---------- Record extracts
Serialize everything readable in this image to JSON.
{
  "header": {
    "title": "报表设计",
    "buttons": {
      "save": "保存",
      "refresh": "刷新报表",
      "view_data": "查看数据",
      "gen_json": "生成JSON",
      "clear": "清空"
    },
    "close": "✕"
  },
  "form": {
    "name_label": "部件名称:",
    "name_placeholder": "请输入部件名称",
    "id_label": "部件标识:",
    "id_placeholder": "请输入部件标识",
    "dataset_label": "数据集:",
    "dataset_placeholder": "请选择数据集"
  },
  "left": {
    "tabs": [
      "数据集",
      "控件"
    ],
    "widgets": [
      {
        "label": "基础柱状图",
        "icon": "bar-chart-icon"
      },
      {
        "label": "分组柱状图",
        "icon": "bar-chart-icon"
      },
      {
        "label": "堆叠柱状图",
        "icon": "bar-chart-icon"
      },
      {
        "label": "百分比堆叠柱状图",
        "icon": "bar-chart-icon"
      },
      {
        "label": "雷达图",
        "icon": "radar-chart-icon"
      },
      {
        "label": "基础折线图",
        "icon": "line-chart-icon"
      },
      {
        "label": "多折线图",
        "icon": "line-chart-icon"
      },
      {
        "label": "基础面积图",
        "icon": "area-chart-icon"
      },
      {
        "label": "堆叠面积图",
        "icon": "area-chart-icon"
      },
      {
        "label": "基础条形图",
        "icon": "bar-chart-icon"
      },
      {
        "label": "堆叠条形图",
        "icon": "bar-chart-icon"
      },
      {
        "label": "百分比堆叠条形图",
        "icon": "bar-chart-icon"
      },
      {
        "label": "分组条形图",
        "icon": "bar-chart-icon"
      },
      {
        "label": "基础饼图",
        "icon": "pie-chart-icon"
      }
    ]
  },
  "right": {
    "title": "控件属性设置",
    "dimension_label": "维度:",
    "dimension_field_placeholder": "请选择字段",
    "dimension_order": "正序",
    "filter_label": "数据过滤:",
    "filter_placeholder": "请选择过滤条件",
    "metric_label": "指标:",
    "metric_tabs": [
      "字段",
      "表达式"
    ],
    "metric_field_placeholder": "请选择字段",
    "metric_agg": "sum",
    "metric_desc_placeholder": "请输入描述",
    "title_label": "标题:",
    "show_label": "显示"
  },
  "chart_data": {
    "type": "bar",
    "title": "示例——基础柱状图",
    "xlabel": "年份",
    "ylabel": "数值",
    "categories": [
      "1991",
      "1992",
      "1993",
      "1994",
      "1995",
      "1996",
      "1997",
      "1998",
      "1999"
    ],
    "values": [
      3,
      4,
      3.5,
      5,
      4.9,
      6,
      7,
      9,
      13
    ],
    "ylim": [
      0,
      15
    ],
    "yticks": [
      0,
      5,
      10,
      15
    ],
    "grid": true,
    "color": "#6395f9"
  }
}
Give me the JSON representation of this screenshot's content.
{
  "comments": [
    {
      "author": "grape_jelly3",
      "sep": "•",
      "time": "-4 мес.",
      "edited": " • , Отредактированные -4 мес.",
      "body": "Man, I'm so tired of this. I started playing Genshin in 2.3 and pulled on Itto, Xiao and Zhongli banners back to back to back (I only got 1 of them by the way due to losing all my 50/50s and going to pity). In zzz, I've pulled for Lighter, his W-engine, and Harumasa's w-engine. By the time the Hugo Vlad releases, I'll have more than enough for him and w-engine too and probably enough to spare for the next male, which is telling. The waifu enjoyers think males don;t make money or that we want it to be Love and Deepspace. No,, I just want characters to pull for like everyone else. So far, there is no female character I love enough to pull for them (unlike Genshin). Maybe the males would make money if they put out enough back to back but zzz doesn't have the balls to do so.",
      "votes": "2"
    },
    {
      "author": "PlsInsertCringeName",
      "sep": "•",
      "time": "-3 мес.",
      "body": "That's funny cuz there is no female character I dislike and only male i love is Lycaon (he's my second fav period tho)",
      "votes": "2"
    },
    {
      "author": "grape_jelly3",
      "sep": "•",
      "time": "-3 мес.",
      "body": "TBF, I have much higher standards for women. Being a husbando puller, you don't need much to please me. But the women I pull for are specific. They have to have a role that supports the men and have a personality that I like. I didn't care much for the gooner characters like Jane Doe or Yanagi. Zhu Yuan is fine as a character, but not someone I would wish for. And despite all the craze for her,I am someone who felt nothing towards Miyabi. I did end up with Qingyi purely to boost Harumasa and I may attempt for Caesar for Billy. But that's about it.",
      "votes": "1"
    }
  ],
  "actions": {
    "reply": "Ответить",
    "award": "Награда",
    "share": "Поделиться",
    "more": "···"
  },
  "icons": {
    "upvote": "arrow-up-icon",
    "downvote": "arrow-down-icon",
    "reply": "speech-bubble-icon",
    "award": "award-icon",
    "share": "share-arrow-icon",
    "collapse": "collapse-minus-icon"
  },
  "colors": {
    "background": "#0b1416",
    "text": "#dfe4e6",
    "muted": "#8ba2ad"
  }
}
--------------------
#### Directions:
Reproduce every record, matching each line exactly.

#### Exercise result:
Serialize everything readable in this image to JSON.
{
  "header": {
    "title": "报表设计",
    "buttons": {
      "save": "保存",
      "refresh": "刷新报表",
      "view_data": "查看数据",
      "gen_json": "生成JSON",
      "clear": "清空"
    },
    "close": "✕"
  },
  "form": {
    "name_label": "部件名称:",
    "name_placeholder": "请输入部件名称",
    "id_label": "部件标识:",
    "id_placeholder": "请输入部件标识",
    "dataset_label": "数据集:",
    "dataset_placeholder": "请选择数据集"
  },
  "left": {
    "tabs": [
      "数据集",
      "控件"
    ],
    "widgets": [
      {
        "label": "基础柱状图",
        "icon": "bar-chart-icon"
      },
      {
        "label": "分组柱状图",
        "icon": "bar-chart-icon"
      },
      {
        "label": "堆叠柱状图",
        "icon": "bar-chart-icon"
      },
      {
        "label": "百分比堆叠柱状图",
        "icon": "bar-chart-icon"
      },
      {
        "label": "雷达图",
        "icon": "radar-chart-icon"
      },
      {
        "label": "基础折线图",
        "icon": "line-chart-icon"
      },
      {
        "label": "多折线图",
        "icon": "line-chart-icon"
      },
      {
        "label": "基础面积图",
        "icon": "area-chart-icon"
      },
      {
        "label": "堆叠面积图",
        "icon": "area-chart-icon"
      },
      {
        "label": "基础条形图",
        "icon": "bar-chart-icon"
      },
      {
        "label": "堆叠条形图",
        "icon": "bar-chart-icon"
      },
      {
        "label": "百分比堆叠条形图",
        "icon": "bar-chart-icon"
      },
      {
        "label": "分组条形图",
        "icon": "bar-chart-icon"
      },
      {
        "label": "基础饼图",
        "icon": "pie-chart-icon"
      }
    ]
  },
  "right": {
    "title": "控件属性设置",
    "dimension_label": "维度:",
    "dimension_field_placeholder": "请选择字段",
    "dimension_order": "正序",
    "filter_label": "数据过滤:",
    "filter_placeholder": "请选择过滤条件",
    "metric_label": "指标:",
    "metric_tabs": [
      "字段",
      "表达式"
    ],
    "metric_field_placeholder": "请选择字段",
    "metric_agg": "sum",
    "metric_desc_placeholder": "请输入描述",
    "title_label": "标题:",
    "show_label": "显示"
  },
  "chart_data": {
    "type": "bar",
    "title": "示例——基础柱状图",
    "xlabel": "年份",
    "ylabel": "数值",
    "categories": [
      "1991",
      "1992",
      "1993",
      "1994",
      "1995",
      "1996",
      "1997",
      "1998",
      "1999"
    ],
    "values": [
      3,
      4,
      3.5,
      5,
      4.9,
      6,
      7,
      9,
      13
    ],
    "ylim": [
      0,
      15
    ],
    "yticks": [
      0,
      5,
      10,
      15
    ],
    "grid": true,
    "color": "#6395f9"
  }
}
Give me the JSON representation of this screenshot's content.
{
  "comments": [
    {
      "author": "grape_jelly3",
      "sep": "•",
      "time": "-4 мес.",
      "edited": " • , Отредактированные -4 мес.",
      "body": "Man, I'm so tired of this. I started playing Genshin in 2.3 and pulled on Itto, Xiao and Zhongli banners back to back to back (I only got 1 of them by the way due to losing all my 50/50s and going to pity). In zzz, I've pulled for Lighter, his W-engine, and Harumasa's w-engine. By the time the Hugo Vlad releases, I'll have more than enough for him and w-engine too and probably enough to spare for the next male, which is telling. The waifu enjoyers think males don;t make money or that we want it to be Love and Deepspace. No,, I just want characters to pull for like everyone else. So far, there is no female character I love enough to pull for them (unlike Genshin). Maybe the males would make money if they put out enough back to back but zzz doesn't have the balls to do so.",
      "votes": "2"
    },
    {
      "author": "PlsInsertCringeName",
      "sep": "•",
      "time": "-3 мес.",
      "body": "That's funny cuz there is no female character I dislike and only male i love is Lycaon (he's my second fav period tho)",
      "votes": "2"
    },
    {
      "author": "grape_jelly3",
      "sep": "•",
      "time": "-3 мес.",
      "body": "TBF, I have much higher standards for women. Being a husbando puller, you don't need much to please me. But the women I pull for are specific. They have to have a role that supports the men and have a personality that I like. I didn't care much for the gooner characters like Jane Doe or Yanagi. Zhu Yuan is fine as a character, but not someone I would wish for. And despite all the craze for her,I am someone who felt nothing towards Miyabi. I did end up with Qingyi purely to boost Harumasa and I may attempt for Caesar for Billy. But that's about it.",
      "votes": "1"
    }
  ],
  "actions": {
    "reply": "Ответить",
    "award": "Награда",
    "share": "Поделиться",
    "more": "···"
  },
  "icons": {
    "upvote": "arrow-up-icon",
    "downvote": "arrow-down-icon",
    "reply": "speech-bubble-icon",
    "award": "award-icon",
    "share": "share-arrow-icon",
    "collapse": "collapse-minus-icon"
  },
  "colors": {
    "background": "#0b1416",
    "text": "#dfe4e6",
    "muted": "#8ba2ad"
  }
}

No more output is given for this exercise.